● Data shown:
----

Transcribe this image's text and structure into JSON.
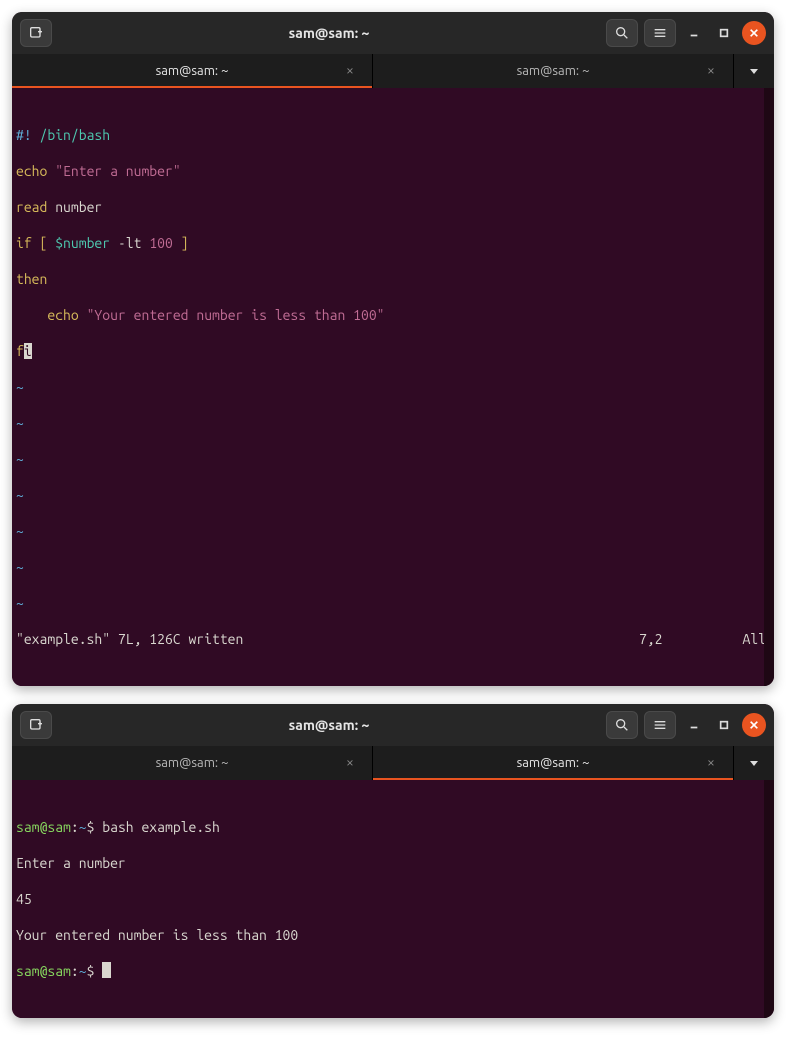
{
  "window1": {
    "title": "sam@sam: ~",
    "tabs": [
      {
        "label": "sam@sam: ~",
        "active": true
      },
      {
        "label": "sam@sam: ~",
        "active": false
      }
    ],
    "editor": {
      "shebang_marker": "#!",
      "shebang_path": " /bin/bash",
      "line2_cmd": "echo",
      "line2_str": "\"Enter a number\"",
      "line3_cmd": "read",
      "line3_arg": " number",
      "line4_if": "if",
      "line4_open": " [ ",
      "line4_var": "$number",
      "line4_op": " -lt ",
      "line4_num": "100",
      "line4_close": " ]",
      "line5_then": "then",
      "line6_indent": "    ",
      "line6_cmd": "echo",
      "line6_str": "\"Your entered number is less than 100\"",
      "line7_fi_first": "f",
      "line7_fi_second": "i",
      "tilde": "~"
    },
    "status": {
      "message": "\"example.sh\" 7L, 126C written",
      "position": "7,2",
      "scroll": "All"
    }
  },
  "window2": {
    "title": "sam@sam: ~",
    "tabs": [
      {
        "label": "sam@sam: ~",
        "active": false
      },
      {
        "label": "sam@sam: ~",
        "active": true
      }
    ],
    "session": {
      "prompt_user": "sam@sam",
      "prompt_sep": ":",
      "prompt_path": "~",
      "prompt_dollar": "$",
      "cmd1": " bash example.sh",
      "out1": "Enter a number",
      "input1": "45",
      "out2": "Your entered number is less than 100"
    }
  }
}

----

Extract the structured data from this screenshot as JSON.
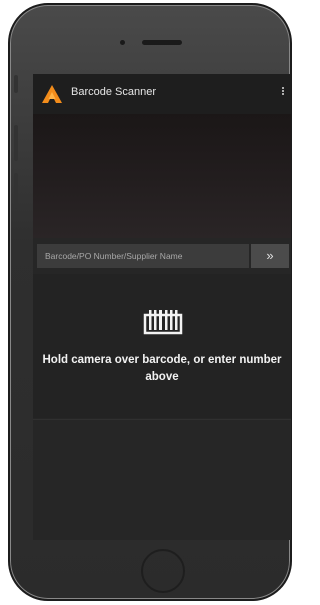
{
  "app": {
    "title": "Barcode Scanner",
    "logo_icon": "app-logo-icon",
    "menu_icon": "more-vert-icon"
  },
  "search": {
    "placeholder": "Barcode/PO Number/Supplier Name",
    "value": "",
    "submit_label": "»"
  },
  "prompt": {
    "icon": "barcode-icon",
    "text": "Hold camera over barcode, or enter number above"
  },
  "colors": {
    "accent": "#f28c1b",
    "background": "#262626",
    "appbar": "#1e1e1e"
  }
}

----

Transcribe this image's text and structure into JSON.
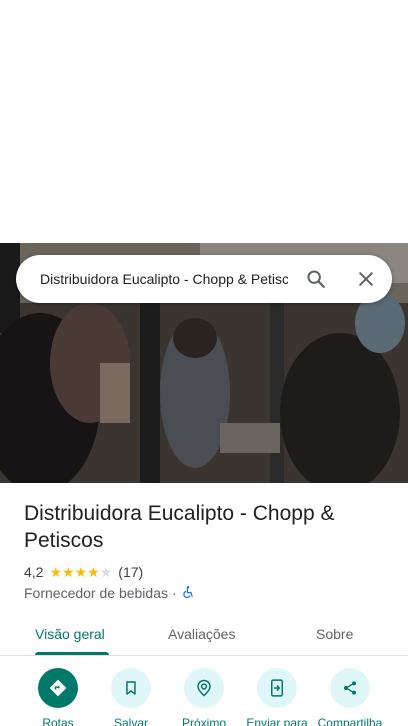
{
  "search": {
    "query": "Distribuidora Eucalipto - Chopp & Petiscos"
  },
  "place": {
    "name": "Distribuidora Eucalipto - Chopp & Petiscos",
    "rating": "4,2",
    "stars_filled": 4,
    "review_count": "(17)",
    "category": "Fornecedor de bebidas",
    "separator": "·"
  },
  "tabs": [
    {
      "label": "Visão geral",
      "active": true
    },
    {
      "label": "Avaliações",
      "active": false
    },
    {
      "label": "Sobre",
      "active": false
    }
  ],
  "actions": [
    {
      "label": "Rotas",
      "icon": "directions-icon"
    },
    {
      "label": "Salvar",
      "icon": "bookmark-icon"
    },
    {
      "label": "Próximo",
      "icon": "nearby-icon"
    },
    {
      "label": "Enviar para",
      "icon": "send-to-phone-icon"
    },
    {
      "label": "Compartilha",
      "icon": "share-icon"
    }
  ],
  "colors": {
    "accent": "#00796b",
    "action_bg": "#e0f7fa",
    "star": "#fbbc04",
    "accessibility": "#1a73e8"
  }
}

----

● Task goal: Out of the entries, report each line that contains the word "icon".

● Exercise output:
    "logo_icon": "app-logo-icon",
    "menu_icon": "more-vert-icon"
    "icon": "barcode-icon",
      "icon": "directions-icon"
      "icon": "bookmark-icon"
      "icon": "nearby-icon"
      "icon": "send-to-phone-icon"
      "icon": "share-icon"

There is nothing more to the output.